The following exchange between Wai Khen Soh and Wai Ming Soh -- twin brothers and each an Illustration major -- appears in the spring 2015 edition of Glance, the college magazine, as part of the How We Got Here series.
Ming: I started thinking about my next course of action in life while I was serving my mandatory service in the Singapore Armed Forces. I had taken a diploma in digital media design in a polytechnic (which is like American community college) prior to my enlistment.
I asked myself: Shall I embark on work, or further my studies? Whatever path I pursued, I wanted to do the same thing as my twin brother, Khen, as it would be cool to see a pair of twins in the same profession.
Khen: It’s nice seeing brothers face tribulations side by side, especially when they have the same faces! Like most twins, we are always tearing at each other’s throats, only to give the other a friendly pat on the back when the going gets tough.
Also like most twins, we have similar interests. Drawing and creating stories are passions going way back to our childhood. It helped that our parents were encouraging.
I went to a polytechnic, too, and took a diploma in graphic design, and while the education was invaluable, I felt more interested in drawing and painting narratives. So we decided to take an undergraduate program in illustration together.
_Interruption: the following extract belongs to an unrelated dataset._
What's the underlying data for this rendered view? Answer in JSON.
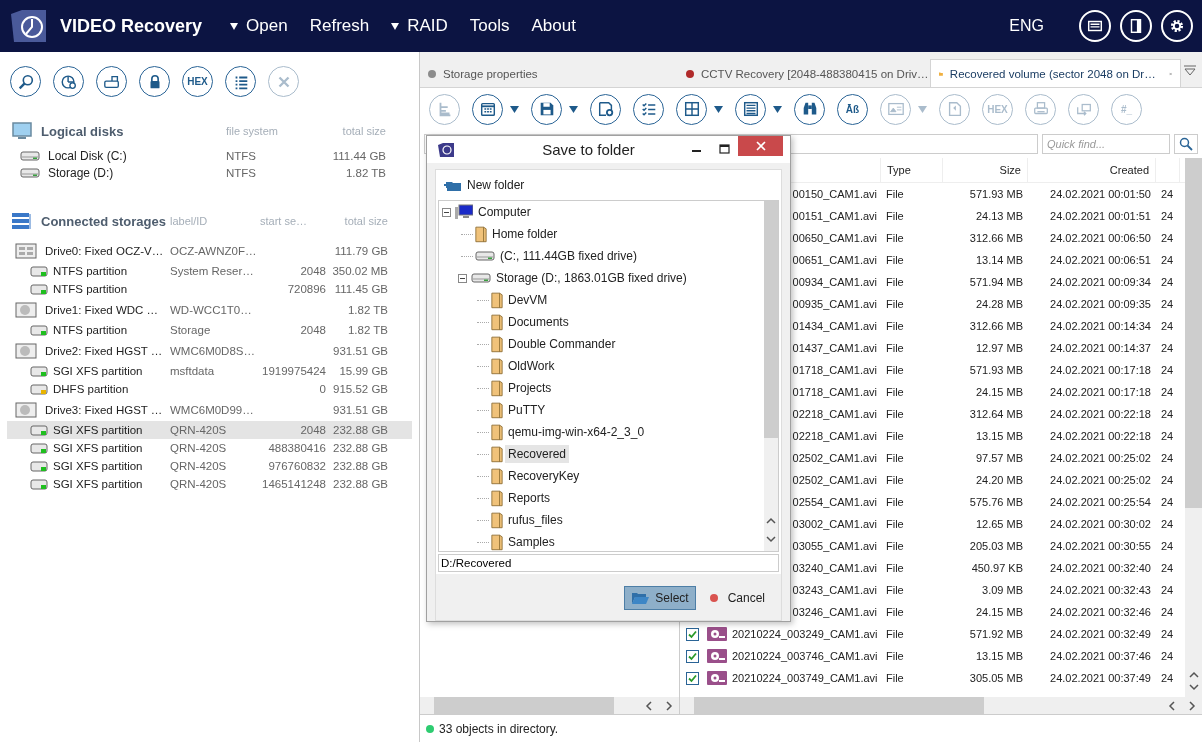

Posted on Friday, May 1, 2015 by Laura Kenney
During the spring semester, six interdisciplinary student teams competed for three $10,000 grants to develop and actualize a socially innovative project. The IMPACT program encourages students across all disciplines to facilitate social change by applying their creative skills and implement solutions collaboratively with community partners.
The awards program supports the mission of The Center for Art and Public Life with the belief that community engagement is the cornerstone of a practice focused on changing the world.
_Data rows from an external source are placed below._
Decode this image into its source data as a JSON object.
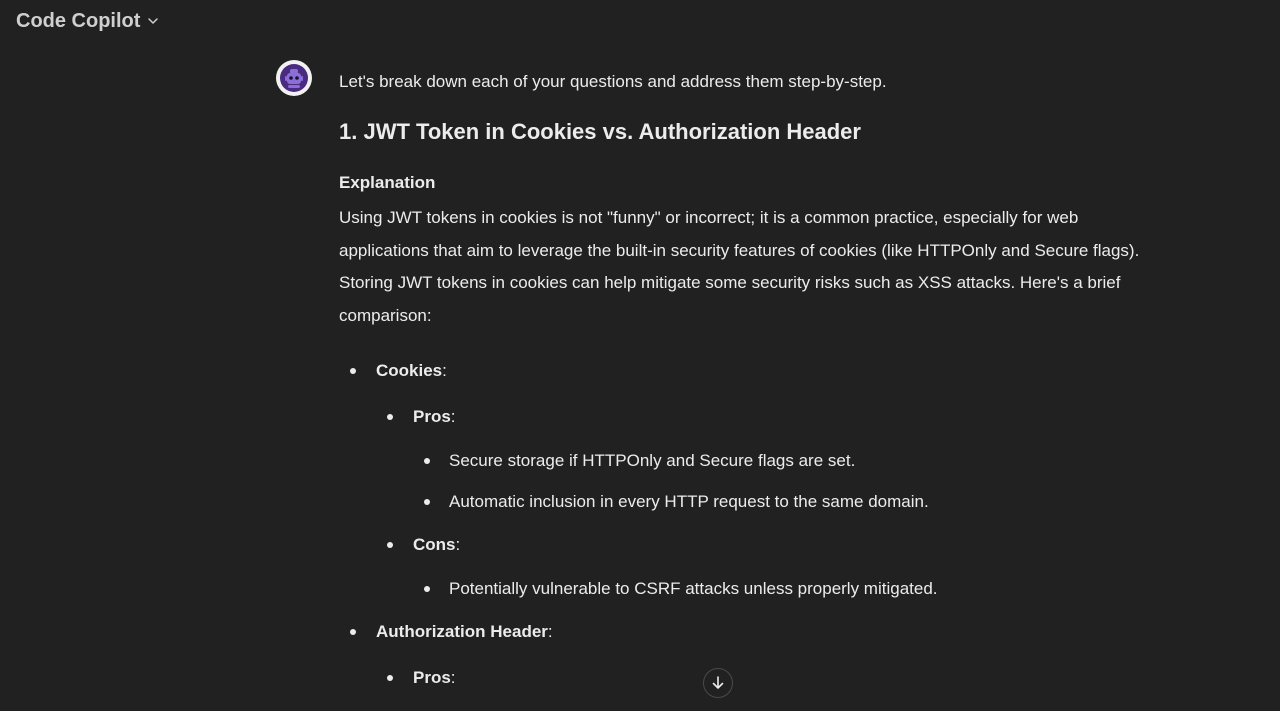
{
  "header": {
    "model_name": "Code Copilot",
    "chevron_icon": "chevron-down-icon"
  },
  "assistant": {
    "avatar_icon": "robot-icon",
    "avatar_color": "#4b2a82"
  },
  "message": {
    "intro": "Let's break down each of your questions and address them step-by-step.",
    "section_title": "1. JWT Token in Cookies vs. Authorization Header",
    "subsection_title": "Explanation",
    "paragraph": "Using JWT tokens in cookies is not \"funny\" or incorrect; it is a common practice, especially for web applications that aim to leverage the built-in security features of cookies (like HTTPOnly and Secure flags). Storing JWT tokens in cookies can help mitigate some security risks such as XSS attacks. Here's a brief comparison:",
    "list": [
      {
        "label": "Cookies",
        "suffix": ":",
        "children": [
          {
            "label": "Pros",
            "suffix": ":",
            "items": [
              "Secure storage if HTTPOnly and Secure flags are set.",
              "Automatic inclusion in every HTTP request to the same domain."
            ]
          },
          {
            "label": "Cons",
            "suffix": ":",
            "items": [
              "Potentially vulnerable to CSRF attacks unless properly mitigated."
            ]
          }
        ]
      },
      {
        "label": "Authorization Header",
        "suffix": ":",
        "children": [
          {
            "label": "Pros",
            "suffix": ":"
          }
        ]
      }
    ]
  },
  "scroll_button": {
    "icon": "arrow-down-icon"
  }
}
Posted on Tuesday, April 21, 2015 by Laura Braun
Tenazas attempted to enroll but much to her disdain, was rejected time and again. “They probably thought my work wasn’t too western and not sophisticated enough,” she recalls. She didn’t give up and instead, headed westward and eventually took courses at California College of Arts (CCA) in San Francisco.
Posted on Thursday, March 12, 2015 by Jim Norrena
On Monday, March 9, members of CCA Architecture staff, faculty, and students came together on the San Francisco campus to discuss why the Black Lives Matter movement is important to its pedagogy -- and beyond -- as well as to the college’s over-arching initiative to promote diversity.
The Black Lives Matter Teach-In began with a standing-room-only presentation in Timken Lecture Hall on the San Francisco campus, and was followed by an organized teach-in held in the back of the Nave.
Among the various breakout groups were meaningful discussions that addressed specific curricular issues and challenges about how architecture as a discipline can address issues related to diversity.
Posted on Tuesday, March 10, 2015 by Katherine Robards
Playwright Calamity West (MFA Writing 2007) is one of 10 Chicago-based female artists, artists of color, and artists with disabilities who work in the performing, teaching, and visual arts who received a prestigious 3Arts Award, which carries with it a no-strings-attached $25,000 cash award!
Since West left CCA, she has been continually working with theater companies -- playwriting and producing plays. Her work has appeared locally (San Francisco), nationally (Chicago), and internationally (Melbourne).
Most recent full-length productions of West's work: Ibsen is Dead, The Peacock (Jackalope Theatre Company); The Gacy Play (Sideshow Theatre Company); and Common Hatred (The Ruckus).